Legislation is passed creating a Metropolitan Stadium district in Denver. Voters are informed a four-county metropolitan region will vote on building a multimillion-dollar all-purpose stadium before March, 1967. One of the major provisions of the bill is that tenants—the football Broncos and baseball Bears—sign a 10-year lease. Internal problems, which seem to follow Cookie Gilchrist as stubbornly as opposing linebackers, surface again, with Speedie and his top offensive player finally reaching a point of no return. Gilchrist, a holdout, is traded to Miami. The Broncos feel the effects of his absence in the first game of the season. Houston beats them, 45-7, and the Broncos fail to generate even one first down. A week later, a 24-10 loss to Boston, Speedie resigns. Ray Malavasi, the line coach, is named the interim head coach. Late in December, Lou Saban is signed to a 10-year contract as coach and general manager.
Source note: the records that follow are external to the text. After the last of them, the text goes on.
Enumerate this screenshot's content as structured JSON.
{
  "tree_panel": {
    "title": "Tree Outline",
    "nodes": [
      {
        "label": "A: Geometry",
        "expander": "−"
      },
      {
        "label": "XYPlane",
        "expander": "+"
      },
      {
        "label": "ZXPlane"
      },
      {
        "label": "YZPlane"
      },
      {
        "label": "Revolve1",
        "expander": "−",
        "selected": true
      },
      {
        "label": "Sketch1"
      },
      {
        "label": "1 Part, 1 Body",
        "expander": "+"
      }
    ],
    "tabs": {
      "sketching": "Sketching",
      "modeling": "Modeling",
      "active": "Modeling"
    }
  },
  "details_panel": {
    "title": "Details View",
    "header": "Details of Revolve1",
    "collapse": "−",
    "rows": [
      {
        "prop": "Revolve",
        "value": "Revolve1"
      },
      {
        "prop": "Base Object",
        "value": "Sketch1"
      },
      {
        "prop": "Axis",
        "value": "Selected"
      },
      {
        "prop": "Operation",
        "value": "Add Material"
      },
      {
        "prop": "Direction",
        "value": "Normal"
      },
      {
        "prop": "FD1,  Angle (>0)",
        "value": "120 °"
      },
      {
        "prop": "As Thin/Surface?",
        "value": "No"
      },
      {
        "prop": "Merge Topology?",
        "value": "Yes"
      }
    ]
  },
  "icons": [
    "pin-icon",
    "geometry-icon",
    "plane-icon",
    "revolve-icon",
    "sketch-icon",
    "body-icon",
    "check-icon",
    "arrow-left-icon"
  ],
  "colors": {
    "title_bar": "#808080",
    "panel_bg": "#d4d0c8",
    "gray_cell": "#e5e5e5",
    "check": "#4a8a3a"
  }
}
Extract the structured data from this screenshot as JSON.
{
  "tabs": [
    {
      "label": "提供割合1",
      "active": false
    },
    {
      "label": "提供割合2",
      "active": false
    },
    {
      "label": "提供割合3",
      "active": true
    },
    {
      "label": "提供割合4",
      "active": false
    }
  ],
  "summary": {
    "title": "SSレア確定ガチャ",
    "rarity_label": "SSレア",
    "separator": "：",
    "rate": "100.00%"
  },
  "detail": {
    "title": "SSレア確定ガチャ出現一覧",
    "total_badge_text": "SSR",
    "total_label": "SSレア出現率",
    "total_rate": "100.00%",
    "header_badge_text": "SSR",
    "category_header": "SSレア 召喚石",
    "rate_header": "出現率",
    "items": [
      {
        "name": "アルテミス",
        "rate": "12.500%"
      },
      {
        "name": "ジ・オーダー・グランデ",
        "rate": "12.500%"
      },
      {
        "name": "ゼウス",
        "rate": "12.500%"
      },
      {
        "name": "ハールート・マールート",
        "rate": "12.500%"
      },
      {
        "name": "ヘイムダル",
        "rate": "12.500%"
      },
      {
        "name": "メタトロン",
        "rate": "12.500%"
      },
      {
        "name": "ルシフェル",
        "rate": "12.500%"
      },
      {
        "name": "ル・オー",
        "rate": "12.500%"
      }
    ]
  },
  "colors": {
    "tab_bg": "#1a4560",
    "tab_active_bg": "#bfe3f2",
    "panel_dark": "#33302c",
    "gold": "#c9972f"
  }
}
Voters turn down the stadium bond issue, but Broncos fans immediately organize a fund-raising drive to improve Bears Stadium and keep the team in Denver. Floyd Little, the Syracuse All-America running back, becomes the first number-one draft choice ever to sign with the Broncos. Denver beats Detroit, 13-7, in a preseason game; it is the first time an AFL team wins a game over an NFL team. The Broncos give up two number-one draft choices to San Diego for quarterback Steve Tensi. The season-ticket count reaches a record of 24,650. A single-game attendance record is set when 35,565 watch Denver lose to the New York Jets, 38-24. Building toward the future, Lou Saban starts as many as 15 rookies during the season, which the Broncos finish at 3-11.
The civic drive to raise $1.8 million ends successfully and the city of Denver receives the stadium as a gift after the purchase of the facility from Empire Sports, by a non-profit group. Construction begins on a 16,000-seat upper deck that will raise capacity to 50,000. Another new season ticket record of 27,348 is reached. The Broncos draw more than 50,000 for the first time, when 50,002 watch Denver and Oakland play, November 10. Bears Stadium is officially renamed Denver Mile High Stadium. On the field, the Broncos win five games behind the play of Floyd Little and quarterback Marlin Briscoe, the first black to play regularly at quarterback in the AFL.
The Broncos start the season with victories over Boston and the New York Jets. Floyd Little has a 166-yard rushing day, the top single-game yardage figure for an AFL back, October 19. But injuries slow the Broncos. Steve Tensi is bothered by a bad knee. Little misses five games with shoulder and knee problems. He finishes fifth in the league in rushing (729 yards), after leading it before his injuries. A 13-0 win over San Diego at Mile High Stadium is the Broncos’ first shutout ever. They finish the season 5-8-1.